The same, sadly, cannot be said for the field of professional photography; yet you don't see many articles about its decline (there was one such piece in the NY Times two years ago; more recent articles about the field focus on the photo retouching controversy).
It is a sad fact that the growth of photo sharing, digital cameras and cheap stock photo sites are sucking the life out of professional photography. People are all too willing to sacrifice quality in the name of saving a few bucks.
I know this because I ride the train every day with Steve Lesnick, a commercial advertising photographer.
Steve is extremely talented, and has a great track record and portfolio (see the link and photo on the right); yet his business has suffered, and he is not alone, if you believe the NY Times piece.
I asked him for his comments; this is is what Steve had to say on the topic:
I've been living and watching the entire dumbing down of visual arts that has taken place since everyone got Photoshop/Quark/Illustrator and a decent digital camera. They were supposed to be tools, not styles or an end result.
Great images create an emotional connection with the viewer. To me, a company that brands itself with mediocre imagery in their advertising makes it look like an afterthought.
Since when is "it's good enough" good enough, if you want to stand out from your competitors? Wouldn't it be cheaper to do something that is more memorable from the beginning?
If a company will only spend a nickel on their advertising/images are they only going to spend a nickel on product development, testing and customer service too?
If you think Steve sounds a little bitter, can you blame him? It is not easy to see your life's work, and the field around it, become increasingly irrelevant.
But perhaps there is hope for photography. More and more people are speaking out about the power of visual images in marketing, and the importance of high quality (see these examples: You Should be in Pictures, Studies Show that People Ignore Generic Photos, 5 Content Marketing Ideas worth Stealing, The Evocative Visual Approach to Social Media Marketing).

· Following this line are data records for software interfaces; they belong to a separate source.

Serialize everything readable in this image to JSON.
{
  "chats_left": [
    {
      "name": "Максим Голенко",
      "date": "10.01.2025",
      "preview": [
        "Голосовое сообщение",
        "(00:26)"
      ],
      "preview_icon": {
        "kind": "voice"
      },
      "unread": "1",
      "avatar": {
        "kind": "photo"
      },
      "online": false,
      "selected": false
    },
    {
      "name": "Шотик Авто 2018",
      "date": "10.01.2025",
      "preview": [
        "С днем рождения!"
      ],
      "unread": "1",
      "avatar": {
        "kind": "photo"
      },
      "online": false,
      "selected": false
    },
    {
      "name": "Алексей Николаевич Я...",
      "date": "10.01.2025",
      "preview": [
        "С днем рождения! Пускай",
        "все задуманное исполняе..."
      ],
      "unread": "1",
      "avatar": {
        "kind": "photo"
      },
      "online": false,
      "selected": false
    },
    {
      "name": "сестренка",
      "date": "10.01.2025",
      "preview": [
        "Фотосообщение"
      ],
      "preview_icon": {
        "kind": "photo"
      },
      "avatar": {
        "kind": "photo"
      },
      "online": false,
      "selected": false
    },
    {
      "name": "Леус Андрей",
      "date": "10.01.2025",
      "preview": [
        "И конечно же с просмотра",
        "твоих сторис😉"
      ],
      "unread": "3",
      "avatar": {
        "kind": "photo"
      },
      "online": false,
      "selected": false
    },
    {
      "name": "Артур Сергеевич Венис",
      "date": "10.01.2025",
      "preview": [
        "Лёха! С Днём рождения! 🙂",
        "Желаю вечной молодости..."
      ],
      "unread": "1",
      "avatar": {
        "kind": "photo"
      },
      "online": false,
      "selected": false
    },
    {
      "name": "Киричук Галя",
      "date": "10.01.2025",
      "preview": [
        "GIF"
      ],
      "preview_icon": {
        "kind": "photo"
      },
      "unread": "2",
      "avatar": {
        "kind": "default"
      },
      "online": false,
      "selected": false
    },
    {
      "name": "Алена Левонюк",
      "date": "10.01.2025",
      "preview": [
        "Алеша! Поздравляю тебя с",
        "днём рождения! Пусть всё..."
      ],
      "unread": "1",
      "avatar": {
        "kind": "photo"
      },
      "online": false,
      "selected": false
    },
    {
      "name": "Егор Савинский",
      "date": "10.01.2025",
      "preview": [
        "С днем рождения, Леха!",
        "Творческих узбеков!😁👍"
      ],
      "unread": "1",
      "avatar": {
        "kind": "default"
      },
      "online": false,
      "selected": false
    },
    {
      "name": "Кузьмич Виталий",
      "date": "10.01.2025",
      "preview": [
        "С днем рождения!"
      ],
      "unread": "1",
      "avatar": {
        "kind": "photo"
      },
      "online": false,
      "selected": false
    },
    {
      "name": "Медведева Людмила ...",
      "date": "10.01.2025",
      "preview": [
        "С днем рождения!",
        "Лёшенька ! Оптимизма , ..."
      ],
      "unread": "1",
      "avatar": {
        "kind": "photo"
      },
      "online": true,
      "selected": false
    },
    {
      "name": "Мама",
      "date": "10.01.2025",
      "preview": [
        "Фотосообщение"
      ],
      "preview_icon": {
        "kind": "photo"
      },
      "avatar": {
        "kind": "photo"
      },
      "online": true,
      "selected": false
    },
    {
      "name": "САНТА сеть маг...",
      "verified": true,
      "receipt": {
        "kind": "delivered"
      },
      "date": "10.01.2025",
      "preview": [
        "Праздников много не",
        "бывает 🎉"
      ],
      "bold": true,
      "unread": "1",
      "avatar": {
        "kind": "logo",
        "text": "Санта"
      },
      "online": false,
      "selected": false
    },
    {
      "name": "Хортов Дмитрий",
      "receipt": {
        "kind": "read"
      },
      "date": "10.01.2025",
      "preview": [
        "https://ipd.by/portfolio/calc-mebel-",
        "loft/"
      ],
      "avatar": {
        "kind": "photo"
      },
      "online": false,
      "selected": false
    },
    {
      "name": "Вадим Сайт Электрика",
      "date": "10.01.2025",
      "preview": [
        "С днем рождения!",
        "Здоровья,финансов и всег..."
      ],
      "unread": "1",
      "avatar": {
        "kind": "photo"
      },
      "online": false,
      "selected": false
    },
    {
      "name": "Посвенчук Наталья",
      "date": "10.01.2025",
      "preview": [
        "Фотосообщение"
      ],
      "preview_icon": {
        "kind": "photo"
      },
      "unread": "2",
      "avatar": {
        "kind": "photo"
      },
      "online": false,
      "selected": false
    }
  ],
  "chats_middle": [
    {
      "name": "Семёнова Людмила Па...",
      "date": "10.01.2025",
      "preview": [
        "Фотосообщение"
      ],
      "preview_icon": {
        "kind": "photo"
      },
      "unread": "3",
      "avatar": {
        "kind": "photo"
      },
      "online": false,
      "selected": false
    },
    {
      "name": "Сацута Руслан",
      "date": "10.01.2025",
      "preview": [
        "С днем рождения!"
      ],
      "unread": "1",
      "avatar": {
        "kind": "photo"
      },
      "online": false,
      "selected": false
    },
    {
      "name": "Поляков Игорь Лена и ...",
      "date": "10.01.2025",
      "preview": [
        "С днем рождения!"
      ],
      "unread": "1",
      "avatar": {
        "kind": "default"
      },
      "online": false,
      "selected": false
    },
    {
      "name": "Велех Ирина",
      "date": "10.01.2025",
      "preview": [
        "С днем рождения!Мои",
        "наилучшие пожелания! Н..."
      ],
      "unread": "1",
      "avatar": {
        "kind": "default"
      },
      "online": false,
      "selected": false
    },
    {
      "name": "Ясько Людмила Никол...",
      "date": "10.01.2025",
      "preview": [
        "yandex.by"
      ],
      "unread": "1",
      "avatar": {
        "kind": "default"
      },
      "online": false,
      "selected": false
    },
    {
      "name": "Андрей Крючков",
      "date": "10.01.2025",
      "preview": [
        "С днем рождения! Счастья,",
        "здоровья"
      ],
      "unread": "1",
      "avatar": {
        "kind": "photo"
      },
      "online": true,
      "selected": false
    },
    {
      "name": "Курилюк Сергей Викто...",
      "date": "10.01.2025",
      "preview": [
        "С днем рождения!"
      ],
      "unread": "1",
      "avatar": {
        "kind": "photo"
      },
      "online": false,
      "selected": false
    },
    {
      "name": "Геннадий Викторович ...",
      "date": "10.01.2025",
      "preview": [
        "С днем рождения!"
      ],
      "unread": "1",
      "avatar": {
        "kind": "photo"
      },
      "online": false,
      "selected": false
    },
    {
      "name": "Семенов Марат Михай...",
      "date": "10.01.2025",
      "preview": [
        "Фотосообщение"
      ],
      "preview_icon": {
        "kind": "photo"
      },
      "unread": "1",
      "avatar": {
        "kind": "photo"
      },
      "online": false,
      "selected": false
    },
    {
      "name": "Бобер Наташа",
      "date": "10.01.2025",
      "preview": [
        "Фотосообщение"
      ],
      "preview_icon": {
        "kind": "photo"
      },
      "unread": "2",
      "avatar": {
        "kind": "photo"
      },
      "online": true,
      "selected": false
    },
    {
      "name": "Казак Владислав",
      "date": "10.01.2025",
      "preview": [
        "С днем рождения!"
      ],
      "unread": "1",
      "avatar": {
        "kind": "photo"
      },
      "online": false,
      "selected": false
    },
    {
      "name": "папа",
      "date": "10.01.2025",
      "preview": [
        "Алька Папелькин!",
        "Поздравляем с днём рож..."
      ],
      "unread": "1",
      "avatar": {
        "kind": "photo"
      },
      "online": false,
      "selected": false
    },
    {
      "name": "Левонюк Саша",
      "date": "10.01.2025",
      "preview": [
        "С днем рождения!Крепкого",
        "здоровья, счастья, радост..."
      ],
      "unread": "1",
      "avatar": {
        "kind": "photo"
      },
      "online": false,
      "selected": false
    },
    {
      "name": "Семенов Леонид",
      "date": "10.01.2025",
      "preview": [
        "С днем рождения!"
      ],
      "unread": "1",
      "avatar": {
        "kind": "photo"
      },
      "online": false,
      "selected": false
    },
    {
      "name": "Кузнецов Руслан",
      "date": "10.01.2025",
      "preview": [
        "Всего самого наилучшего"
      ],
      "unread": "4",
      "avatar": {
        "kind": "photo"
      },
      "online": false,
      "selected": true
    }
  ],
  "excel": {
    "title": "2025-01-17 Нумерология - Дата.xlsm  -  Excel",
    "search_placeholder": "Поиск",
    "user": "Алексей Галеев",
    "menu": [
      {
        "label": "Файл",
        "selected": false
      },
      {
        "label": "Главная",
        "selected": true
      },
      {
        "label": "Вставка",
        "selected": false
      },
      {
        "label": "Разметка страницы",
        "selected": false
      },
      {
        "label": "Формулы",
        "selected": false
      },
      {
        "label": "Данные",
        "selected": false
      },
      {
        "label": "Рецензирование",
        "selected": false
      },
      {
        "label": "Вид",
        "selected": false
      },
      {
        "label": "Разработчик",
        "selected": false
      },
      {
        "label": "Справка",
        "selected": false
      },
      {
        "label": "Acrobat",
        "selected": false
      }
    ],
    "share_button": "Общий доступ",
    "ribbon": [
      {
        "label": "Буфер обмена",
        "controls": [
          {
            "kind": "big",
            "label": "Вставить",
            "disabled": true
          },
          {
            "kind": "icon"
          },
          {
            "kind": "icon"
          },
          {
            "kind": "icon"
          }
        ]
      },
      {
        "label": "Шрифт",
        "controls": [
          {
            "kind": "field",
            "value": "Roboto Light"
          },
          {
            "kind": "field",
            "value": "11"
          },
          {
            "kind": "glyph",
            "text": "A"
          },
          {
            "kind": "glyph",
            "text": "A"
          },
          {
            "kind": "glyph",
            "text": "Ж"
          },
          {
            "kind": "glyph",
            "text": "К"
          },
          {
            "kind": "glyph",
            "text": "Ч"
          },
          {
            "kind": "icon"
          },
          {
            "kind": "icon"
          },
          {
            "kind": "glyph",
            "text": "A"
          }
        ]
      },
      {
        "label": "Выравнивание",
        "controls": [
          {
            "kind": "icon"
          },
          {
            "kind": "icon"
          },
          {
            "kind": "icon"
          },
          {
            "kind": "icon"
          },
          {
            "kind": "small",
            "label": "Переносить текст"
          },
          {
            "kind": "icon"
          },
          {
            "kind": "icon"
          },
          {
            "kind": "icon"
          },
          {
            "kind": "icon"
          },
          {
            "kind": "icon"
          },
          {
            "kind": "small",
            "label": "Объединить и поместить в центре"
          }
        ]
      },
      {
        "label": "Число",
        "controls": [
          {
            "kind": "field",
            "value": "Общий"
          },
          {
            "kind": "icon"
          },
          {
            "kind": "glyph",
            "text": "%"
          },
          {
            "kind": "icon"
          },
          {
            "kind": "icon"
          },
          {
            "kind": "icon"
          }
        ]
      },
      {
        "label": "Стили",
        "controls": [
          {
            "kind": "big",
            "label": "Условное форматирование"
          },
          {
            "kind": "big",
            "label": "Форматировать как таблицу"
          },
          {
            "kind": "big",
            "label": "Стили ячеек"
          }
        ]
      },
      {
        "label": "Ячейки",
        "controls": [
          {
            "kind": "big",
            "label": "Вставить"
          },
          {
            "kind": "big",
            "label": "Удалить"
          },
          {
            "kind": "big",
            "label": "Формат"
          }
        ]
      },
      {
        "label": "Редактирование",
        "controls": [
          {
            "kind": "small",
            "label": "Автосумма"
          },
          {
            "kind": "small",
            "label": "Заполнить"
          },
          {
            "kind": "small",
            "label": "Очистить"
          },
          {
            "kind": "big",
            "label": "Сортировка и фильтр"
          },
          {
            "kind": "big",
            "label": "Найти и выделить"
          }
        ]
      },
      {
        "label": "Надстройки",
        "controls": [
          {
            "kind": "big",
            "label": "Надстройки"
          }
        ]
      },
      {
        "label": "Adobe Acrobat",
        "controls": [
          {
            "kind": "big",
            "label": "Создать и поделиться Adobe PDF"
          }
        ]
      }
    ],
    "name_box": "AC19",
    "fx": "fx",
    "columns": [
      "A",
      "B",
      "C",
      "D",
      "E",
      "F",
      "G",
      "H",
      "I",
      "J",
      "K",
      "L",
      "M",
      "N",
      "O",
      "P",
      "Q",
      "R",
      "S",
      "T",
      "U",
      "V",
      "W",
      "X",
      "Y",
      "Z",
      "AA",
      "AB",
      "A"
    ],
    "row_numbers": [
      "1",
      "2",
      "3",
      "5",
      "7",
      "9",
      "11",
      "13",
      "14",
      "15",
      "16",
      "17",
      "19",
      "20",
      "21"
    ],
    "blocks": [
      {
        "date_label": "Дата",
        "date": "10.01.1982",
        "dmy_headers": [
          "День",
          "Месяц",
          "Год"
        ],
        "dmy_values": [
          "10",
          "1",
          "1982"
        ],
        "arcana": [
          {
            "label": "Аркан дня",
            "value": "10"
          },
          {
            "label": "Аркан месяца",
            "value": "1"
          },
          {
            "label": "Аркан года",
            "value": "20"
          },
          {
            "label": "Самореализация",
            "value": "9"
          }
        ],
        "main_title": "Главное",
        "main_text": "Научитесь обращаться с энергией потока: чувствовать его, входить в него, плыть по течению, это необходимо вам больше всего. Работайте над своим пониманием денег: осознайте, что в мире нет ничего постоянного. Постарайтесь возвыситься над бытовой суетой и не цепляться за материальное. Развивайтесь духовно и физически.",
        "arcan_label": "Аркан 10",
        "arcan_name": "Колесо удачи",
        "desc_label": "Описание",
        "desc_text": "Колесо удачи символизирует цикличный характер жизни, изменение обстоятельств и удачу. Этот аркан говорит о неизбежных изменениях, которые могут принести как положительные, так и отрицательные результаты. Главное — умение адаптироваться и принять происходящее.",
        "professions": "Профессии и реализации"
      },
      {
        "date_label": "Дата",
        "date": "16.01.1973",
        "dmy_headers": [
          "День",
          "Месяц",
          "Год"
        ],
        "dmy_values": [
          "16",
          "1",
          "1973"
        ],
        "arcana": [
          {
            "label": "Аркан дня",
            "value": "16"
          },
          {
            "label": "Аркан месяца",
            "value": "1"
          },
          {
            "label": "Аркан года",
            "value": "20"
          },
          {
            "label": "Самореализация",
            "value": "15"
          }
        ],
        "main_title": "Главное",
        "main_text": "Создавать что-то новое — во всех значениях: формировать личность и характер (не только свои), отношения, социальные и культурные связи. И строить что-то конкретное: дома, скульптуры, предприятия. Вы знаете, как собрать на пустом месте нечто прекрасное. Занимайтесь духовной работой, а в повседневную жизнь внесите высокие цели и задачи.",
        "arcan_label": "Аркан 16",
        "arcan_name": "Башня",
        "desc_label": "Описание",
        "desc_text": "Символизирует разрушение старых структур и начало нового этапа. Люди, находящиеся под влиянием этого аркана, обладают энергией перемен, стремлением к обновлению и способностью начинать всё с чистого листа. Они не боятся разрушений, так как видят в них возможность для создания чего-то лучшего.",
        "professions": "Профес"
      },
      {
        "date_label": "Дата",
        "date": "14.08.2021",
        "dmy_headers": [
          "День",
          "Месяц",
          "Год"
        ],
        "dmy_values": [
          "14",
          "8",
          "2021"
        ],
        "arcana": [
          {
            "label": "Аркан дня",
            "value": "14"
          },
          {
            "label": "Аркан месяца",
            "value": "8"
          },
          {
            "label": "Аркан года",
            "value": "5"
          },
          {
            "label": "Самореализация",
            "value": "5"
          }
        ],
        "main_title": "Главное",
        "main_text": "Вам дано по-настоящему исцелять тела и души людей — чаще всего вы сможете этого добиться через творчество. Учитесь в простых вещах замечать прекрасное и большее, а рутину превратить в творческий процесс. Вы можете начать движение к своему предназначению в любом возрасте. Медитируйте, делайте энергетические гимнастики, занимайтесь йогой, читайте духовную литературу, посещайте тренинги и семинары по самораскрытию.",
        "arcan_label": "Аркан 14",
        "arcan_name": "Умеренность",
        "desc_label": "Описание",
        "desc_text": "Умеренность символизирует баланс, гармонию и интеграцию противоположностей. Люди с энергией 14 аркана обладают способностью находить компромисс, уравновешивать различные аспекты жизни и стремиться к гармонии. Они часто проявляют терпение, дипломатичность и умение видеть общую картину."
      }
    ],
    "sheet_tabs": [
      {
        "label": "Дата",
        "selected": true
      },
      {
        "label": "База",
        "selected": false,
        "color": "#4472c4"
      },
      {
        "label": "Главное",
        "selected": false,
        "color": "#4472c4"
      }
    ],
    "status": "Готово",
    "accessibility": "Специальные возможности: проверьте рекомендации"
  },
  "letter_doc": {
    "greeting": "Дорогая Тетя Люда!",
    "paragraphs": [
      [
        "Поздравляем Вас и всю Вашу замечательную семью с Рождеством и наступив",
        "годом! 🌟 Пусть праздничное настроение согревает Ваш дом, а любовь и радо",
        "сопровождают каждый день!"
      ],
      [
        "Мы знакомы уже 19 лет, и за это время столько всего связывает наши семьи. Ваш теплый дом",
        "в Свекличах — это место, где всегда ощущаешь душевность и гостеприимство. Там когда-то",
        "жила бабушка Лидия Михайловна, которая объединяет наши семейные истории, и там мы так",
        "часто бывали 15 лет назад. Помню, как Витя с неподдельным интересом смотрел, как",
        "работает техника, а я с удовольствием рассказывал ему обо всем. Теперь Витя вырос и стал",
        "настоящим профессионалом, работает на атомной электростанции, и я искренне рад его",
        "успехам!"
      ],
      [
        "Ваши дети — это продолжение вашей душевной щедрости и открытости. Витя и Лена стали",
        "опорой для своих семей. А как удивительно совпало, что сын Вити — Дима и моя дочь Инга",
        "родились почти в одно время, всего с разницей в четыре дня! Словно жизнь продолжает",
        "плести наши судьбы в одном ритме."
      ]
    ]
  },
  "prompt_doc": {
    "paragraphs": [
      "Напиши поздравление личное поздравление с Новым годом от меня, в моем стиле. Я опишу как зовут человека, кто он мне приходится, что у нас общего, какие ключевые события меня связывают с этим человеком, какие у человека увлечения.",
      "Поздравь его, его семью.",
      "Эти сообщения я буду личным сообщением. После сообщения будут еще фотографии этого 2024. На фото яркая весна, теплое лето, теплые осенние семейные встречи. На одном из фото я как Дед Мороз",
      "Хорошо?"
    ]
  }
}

Amidst the online noise and clutter, a compelling image might just be ticket to having your marketing stand out.
Online marketing is growing, as is content marketing - both increasingly benefit by using high quality, professionally produced imagery as an attention getter. Will the rising tide of these forms of marketing lift the boat of professional photography?